Boris has gone. He really has. The biggest personality in postwar British politics, bigger even than Churchill, has been brought down. His many opponents are jubilant, his many supporters distraught.
Boris, as befits someone of such incredible charisma (he was always Boris, never Johnson), divided opinion like no other. Those who loved him point to his can-do sunny optimism, inclusive patriotism, utter lack of malice, and spectacular ability to reach across the political divide and garner support from Britain’s “left-behinds,” who had either never voted Conservative before or never voted at all. The posh boy, schooled alongside royalty at Eton and Oxford, was far more popular among the common people of England’s northern industrial heartlands than he was among the university-educated elites who dominate Britain’s business and cultural institutions. Boris may have had some supporters in the BBC, the Confederation of British Industry, and the Foreign Office. But not many. Yet, go to inner Stoke or outer Macclesfield, and he was adored.
Those who hated him (and yes, the word “hate” is accurate) describe him as a disgrace, a charlatan, and a chancer, someone who bent the truth at will, lied when it suited him, and demeaned the high office he was privileged to hold. He conned the British public over Brexit, they claim, promising what could never be delivered, and then broke his own COVID lockdown rules, which he expected everyone else to follow.
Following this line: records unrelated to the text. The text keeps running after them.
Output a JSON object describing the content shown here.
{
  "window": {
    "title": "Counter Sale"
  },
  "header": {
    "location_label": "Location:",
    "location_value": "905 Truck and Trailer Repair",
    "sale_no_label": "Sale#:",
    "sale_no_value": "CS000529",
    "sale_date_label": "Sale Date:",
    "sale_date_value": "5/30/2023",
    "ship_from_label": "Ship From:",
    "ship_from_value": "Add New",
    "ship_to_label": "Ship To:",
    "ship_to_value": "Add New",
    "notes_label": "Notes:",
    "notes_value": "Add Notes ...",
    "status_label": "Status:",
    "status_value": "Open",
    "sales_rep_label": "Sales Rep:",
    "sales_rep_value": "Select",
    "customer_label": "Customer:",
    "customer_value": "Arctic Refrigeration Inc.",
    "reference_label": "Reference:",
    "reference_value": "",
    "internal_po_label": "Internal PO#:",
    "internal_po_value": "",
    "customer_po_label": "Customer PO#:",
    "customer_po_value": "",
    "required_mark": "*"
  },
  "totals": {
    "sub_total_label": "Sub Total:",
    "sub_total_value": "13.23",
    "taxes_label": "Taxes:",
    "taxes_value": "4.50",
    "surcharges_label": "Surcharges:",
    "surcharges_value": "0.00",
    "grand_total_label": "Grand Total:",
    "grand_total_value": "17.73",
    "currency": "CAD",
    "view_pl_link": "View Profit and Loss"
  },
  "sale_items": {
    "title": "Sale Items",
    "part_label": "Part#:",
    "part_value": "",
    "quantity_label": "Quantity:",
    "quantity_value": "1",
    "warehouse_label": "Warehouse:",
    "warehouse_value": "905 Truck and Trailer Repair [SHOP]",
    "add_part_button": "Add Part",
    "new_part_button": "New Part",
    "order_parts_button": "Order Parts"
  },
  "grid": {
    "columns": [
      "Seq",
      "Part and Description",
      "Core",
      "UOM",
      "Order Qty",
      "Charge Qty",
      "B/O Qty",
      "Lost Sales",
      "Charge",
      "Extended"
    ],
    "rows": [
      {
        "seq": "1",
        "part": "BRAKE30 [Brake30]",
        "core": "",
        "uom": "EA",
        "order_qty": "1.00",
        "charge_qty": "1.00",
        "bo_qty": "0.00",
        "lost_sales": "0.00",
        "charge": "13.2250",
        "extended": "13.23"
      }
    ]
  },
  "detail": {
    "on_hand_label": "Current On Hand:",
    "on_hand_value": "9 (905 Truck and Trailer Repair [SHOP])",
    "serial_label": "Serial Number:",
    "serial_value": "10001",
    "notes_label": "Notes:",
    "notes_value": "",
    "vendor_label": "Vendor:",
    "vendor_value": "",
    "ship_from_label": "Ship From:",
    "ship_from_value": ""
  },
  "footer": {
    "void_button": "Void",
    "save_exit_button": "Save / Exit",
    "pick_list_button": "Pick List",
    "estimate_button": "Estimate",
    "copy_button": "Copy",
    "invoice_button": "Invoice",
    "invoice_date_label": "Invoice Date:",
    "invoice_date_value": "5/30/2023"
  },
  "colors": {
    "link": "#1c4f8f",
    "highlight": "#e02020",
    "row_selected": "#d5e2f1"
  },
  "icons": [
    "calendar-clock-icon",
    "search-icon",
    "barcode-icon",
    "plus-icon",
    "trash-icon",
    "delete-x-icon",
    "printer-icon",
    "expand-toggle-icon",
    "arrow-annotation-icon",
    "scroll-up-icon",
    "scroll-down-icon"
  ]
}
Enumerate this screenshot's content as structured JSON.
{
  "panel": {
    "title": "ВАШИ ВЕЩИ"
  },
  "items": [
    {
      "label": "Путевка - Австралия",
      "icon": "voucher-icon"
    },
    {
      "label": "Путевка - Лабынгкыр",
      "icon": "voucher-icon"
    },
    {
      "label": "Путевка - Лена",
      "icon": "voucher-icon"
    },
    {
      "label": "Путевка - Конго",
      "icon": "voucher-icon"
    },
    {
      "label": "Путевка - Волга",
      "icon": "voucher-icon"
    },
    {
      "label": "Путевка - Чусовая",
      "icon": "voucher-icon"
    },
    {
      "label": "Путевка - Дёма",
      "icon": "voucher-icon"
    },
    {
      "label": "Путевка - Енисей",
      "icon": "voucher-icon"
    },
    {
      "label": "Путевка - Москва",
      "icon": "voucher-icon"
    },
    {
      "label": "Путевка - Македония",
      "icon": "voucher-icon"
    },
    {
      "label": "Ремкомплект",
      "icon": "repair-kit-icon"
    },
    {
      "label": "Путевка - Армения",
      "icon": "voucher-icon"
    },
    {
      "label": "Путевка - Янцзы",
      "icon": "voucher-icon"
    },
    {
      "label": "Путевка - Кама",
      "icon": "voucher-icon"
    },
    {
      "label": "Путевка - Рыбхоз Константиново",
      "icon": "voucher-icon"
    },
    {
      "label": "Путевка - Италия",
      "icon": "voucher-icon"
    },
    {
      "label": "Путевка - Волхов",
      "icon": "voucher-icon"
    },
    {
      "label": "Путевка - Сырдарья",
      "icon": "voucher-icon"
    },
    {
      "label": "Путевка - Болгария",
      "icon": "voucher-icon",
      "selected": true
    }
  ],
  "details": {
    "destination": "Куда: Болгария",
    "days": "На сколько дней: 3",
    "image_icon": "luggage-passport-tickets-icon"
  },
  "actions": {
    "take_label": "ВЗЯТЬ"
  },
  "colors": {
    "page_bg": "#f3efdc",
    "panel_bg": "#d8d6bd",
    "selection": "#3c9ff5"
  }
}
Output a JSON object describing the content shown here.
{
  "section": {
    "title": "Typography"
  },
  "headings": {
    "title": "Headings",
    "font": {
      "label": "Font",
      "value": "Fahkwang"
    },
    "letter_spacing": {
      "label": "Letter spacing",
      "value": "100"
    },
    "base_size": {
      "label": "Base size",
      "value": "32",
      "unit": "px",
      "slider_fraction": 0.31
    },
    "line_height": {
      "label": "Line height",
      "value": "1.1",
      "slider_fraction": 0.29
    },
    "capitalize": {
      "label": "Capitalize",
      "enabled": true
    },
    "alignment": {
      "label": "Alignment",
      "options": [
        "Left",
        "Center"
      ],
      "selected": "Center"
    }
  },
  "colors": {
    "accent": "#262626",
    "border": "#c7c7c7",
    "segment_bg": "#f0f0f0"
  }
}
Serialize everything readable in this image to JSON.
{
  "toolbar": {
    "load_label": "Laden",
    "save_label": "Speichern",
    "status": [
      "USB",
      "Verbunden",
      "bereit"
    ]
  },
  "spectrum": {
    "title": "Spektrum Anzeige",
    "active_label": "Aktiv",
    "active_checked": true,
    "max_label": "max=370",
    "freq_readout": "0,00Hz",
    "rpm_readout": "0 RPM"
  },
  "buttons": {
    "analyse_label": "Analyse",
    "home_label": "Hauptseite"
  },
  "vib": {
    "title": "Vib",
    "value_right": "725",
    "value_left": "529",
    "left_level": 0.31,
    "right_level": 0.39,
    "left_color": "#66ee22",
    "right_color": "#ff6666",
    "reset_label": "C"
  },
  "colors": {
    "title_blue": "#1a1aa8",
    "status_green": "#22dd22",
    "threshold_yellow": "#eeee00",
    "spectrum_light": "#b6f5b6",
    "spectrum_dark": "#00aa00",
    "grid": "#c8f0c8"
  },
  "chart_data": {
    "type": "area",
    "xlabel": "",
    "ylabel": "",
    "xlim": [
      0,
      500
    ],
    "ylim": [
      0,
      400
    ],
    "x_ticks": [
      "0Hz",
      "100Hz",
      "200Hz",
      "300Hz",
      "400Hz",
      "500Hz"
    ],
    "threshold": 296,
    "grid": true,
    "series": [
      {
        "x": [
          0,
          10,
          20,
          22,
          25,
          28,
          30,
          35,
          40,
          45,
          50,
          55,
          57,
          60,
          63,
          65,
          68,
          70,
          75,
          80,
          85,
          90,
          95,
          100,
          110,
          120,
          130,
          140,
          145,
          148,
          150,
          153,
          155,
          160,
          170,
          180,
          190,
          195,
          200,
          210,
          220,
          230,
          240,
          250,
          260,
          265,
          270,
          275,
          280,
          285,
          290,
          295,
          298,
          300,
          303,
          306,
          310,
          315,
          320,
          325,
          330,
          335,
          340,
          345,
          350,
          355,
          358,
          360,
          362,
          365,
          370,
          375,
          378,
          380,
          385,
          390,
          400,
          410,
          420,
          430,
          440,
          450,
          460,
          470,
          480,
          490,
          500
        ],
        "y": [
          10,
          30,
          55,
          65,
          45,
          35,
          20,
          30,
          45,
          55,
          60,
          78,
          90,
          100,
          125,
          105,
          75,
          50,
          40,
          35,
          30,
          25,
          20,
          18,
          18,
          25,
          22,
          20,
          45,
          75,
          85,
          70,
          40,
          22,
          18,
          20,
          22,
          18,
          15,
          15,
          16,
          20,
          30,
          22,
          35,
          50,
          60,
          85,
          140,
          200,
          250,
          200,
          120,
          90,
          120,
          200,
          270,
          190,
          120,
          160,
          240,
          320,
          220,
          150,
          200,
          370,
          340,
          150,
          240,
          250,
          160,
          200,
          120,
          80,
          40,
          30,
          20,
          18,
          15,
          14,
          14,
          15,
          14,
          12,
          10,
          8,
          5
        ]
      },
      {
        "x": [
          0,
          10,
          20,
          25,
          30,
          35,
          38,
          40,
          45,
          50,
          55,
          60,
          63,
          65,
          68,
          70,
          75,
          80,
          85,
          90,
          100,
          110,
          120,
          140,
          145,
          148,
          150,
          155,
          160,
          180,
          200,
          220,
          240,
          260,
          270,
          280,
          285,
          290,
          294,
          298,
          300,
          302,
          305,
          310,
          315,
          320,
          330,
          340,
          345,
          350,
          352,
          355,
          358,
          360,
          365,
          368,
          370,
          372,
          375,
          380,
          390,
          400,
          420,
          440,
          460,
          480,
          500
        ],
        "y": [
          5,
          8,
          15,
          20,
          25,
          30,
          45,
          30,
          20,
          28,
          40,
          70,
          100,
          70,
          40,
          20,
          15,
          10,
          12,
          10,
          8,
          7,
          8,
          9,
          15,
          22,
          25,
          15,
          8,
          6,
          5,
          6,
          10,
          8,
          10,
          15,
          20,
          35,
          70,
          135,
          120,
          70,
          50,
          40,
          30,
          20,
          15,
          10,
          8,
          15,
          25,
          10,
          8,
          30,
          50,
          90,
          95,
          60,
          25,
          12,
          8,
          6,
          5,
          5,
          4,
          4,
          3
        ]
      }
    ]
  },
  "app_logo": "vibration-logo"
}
It would be churlish of his supporters not to admit that there is an element of truth to these criticisms. Boris was all too human, often blurting out what was convenient rather than strictly true, because, well, it was convenient. And then we’d go through a familiar process of woolly explanations, denials, and finally apologies. Goodness knows how many women he’s left in his wake, and how many children from how many relationships. Is it seven kids? We’ve lost count.
Perhaps the combination of very human failings and a vengeful British elite meant that Boris stood little chance of lasting.
Yet he was a serial election-winner. London has been a socialist city since the year dot, but Boris won it twice as Conservative mayor. In 2016, he campaigned for Britain to exit the EU, and his influence and unofficial leadership for “Leave” swept all before it. Simply put, Britain would not have voted for Brexit without Boris. And then, in 2019, he rescued the Conservative Party from the dire Theresa May and within a matter of months had won a landslide victory in a general election, saving the country from the hard-left Labour candidate, Jeremy Corbyn, who made Bernie Sanders look thoroughly moderate and mainstream. It was the biggest Conservative majority since Margaret Thatcher in 1987. I’d say it saved the country from Corbyn ruin.
So, what brought him down? Two things. First, his own failings. As an instinctive libertarian, he was reluctant to impose lockdown on Britain. But when he was bullied into it by his own advisers, it was only a matter of time before he’d break his own rules, with photographs emerging of him drinking wine with colleagues at a time when any social contact of any sort was, absurdly, prohibited. He then denied, obfuscated, and finally apologized — the same old story.
Then, just this past week, he denied, obfuscated, and finally apologized over his prior knowledge that one of his senior ministers, Chris Pincher, had been accused of sexual harassment of young men. It was a terrible Boris own goal. If he’d come clean right away, he’d still be in office now. But, somehow, he couldn’t. It was the final straw for many of his own side. Terrible headlines day after day drained his support.
But the second element that brought him down was the sheer thirst for revenge of those who hate (that word again) Brexit and want to destroy the man most responsible for it. It is hard to overstate the disgust that many Britons, especially those in Britain’s elite institutions, have for the whole concept of leaving the EU — never mind that it was the democratic will of the British people — and their determination to overturn the vote, whatever it takes. It is a divide every bit as great and unforgiving as between those in the U.S. who are pro-choice and pro-life. And if you get on the wrong side of Britain’s elites, you’re in big trouble. Yes, Boris broke his own lockdown rules. But the way the unashamedly pro-EU broadcasters such as the BBC reacted, you’d have thought he was serial killer who drowned orphans in his spare time.
Perhaps that combination of very human failings and a vengeful British elite meant that Boris stood little chance of lasting.
But in his three years in power, he got the big things right. He got Brexit done when nobody believed it possible. He was determined to release Britain from lockdown purgatory, despite his opponents saying he was reckless to do so — and he was proved right when COVID cases actually fell. And, unlike the appeasers in France, Germany, and Italy, he offered principled and forthright support for Ukraine’s President Volodymyr Zelensky. The fact that Vladimir Putin is celebrating Boris’s demise tells you all you need to know.
His supporters will miss him. Those who deposed him may live to regret it. And life without Boris will be a whole lot less colorful. We wish him well. We’ll miss him.